The university has also declared that in the near future that it will develop and fund a smoking cessation program to assist students, faculty, and staff who wish to quit smoking.
In order to fulfill its responsibility to its faculty, staff, students, and visitors, the university will implement the Tobacco-Free Campus Policy to eliminate any secondhand exposure to smoke, and firmly eliminate the risk of accidental fire.
The policy is as follows:
1. In compliance with state law, the use of tobacco is prohibited in all buildings, including all buildings owned or leased by the University of Massachusetts Boston.  
2. The use of tobacco is also prohibited on all university grounds and in any outdoor area controlled by the university, including the Bayside property and the Harbor Walk.
3. The use of tobacco is prohibited inside all university owned or leased vehicles, regardless of location.
4. Applications for exceptions to this policy may be sought (e.g., for religious celebrations or practices, artistic performances, and smoking research).
The enforcement will be based on the voluntary actions by the community, emphasizing education on the matter. However, if that is ineffective, “the regular university grievance and disciplinary procedures will be followed.” Action will vary on whether the individual is a student, faculty member, staffer, or visitor.
Student Trustee Nolan O’Brien, who advocated for the Tobacco-Free Policy released a statement: “I think that it is time for UMass Boston to join the other four UMass campuses in promoting a healthier environment for everybody with this new tobacco free policy. I am confident that the administration will listen to the concerns and comments of the entire campus community throughout the implementation process.”  
Zannie Duffy, an EEOS major who is a non-smoker, commented on the Tobacco-Free Policy, saying, “I don’t think that’s necessary. They should at least have designated smoking areas”.
EEOS major Lindsay Lloyd, a smoker, stated, “I think that people should have designated smoking areas, so we can smoke where we want to smoke. And people who don’t smoke can stay away from there, or at least let us smoke in our cars, or on the other side of campus. Because I think we should have the freedom to do what we want and I’m over 18 and so if I want to smoke I should be able to [because] I can buy them.”
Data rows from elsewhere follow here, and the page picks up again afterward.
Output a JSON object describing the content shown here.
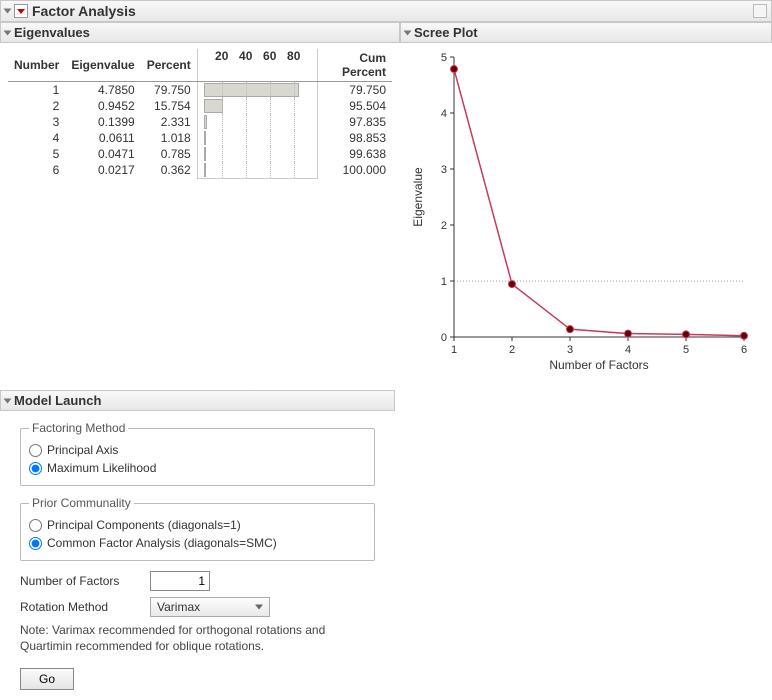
{
  "title": "Factor Analysis",
  "sections": {
    "eigenvalues": "Eigenvalues",
    "scree": "Scree Plot",
    "model": "Model Launch"
  },
  "table": {
    "headers": {
      "number": "Number",
      "eigen": "Eigenvalue",
      "percent": "Percent",
      "cum": "Cum Percent"
    },
    "bar_ticks": [
      "20",
      "40",
      "60",
      "80"
    ],
    "rows": [
      {
        "n": "1",
        "eigen": "4.7850",
        "pct": "79.750",
        "cum": "79.750"
      },
      {
        "n": "2",
        "eigen": "0.9452",
        "pct": "15.754",
        "cum": "95.504"
      },
      {
        "n": "3",
        "eigen": "0.1399",
        "pct": "2.331",
        "cum": "97.835"
      },
      {
        "n": "4",
        "eigen": "0.0611",
        "pct": "1.018",
        "cum": "98.853"
      },
      {
        "n": "5",
        "eigen": "0.0471",
        "pct": "0.785",
        "cum": "99.638"
      },
      {
        "n": "6",
        "eigen": "0.0217",
        "pct": "0.362",
        "cum": "100.000"
      }
    ]
  },
  "chart_data": {
    "type": "line",
    "title": "Scree Plot",
    "xlabel": "Number of Factors",
    "ylabel": "Eigenvalue",
    "x": [
      1,
      2,
      3,
      4,
      5,
      6
    ],
    "y": [
      4.785,
      0.9452,
      0.1399,
      0.0611,
      0.0471,
      0.0217
    ],
    "xlim": [
      1,
      6
    ],
    "ylim": [
      0,
      5
    ],
    "xticks": [
      1,
      2,
      3,
      4,
      5,
      6
    ],
    "yticks": [
      0,
      1,
      2,
      3,
      4,
      5
    ],
    "reference_lines_y": [
      0,
      1
    ]
  },
  "model": {
    "factoring": {
      "legend": "Factoring Method",
      "opt1": "Principal Axis",
      "opt2": "Maximum Likelihood",
      "selected": "Maximum Likelihood"
    },
    "prior": {
      "legend": "Prior Communality",
      "opt1": "Principal Components (diagonals=1)",
      "opt2": "Common Factor Analysis (diagonals=SMC)",
      "selected": "Common Factor Analysis (diagonals=SMC)"
    },
    "num_factors_label": "Number of Factors",
    "num_factors_value": "1",
    "rotation_label": "Rotation Method",
    "rotation_value": "Varimax",
    "note": "Note: Varimax recommended for orthogonal rotations and Quartimin recommended for oblique rotations.",
    "go": "Go"
  }
}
Francis Shinkunas, an English major and non-smoker, strongly expressed his disdain over the policy’s tight restriction of smokers.
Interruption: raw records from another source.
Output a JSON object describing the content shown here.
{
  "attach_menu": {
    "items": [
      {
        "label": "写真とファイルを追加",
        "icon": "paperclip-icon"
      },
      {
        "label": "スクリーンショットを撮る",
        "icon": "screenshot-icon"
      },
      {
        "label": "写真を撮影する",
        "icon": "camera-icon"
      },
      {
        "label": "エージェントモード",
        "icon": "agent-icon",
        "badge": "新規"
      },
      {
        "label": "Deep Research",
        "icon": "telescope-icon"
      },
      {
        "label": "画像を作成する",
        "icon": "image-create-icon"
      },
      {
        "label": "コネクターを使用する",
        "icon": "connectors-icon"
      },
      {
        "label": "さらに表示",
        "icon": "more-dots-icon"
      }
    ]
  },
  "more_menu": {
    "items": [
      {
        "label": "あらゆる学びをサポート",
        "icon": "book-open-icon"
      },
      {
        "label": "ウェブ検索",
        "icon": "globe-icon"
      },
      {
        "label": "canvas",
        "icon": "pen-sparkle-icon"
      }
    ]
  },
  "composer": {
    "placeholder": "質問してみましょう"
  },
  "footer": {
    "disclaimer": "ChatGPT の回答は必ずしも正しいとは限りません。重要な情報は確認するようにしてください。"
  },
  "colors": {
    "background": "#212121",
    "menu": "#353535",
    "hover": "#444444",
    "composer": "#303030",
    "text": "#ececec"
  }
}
“I feel like its infringing on our freedoms,” Shinkunas said. “I feel like it is outside and the smoke is dissipating, we dump our sewage into the ocean and it dissipates down there, why can’t smoke dissipate into the air? I think there should be a hundred-foot rule enforced around the doors, because smoke can get into the buildings.”
Ben Richwine, a psychology major and a smoker, when hearing about the upcoming policy stated, “I don’t like it at all, I really don’t, mainly because with this being such a culturally diverse college and we have a lot of people coming from a whole bunch of places.”
“I went to Northeastern and they became a ‘smoke free campus’ and just like here it is a very diverse campus. People were still going out of their way to smoke. It just doesn’t work […] because it would take too many people to enforce it if they were going to do that. There would be just a lack of enforcement or a lack of people trying to follow the rules. I would say that, probably, half the students here are smokers and also a lot of people, myself included, are smokers […] and it’s kind of a social thing. I don’t like it because A) it would take too many people to enforce it, B) it’s impeding on my socializing.”
The university will hold a 30-day comment period for all members of the campus to express their opinions on the matter and policy, which will end on Nov. 28. For those who wish to voice an opinion, comments can be sent via the UMass Boston website, email, text, the SA Group site, or by visiting stations set up in the Campus Center.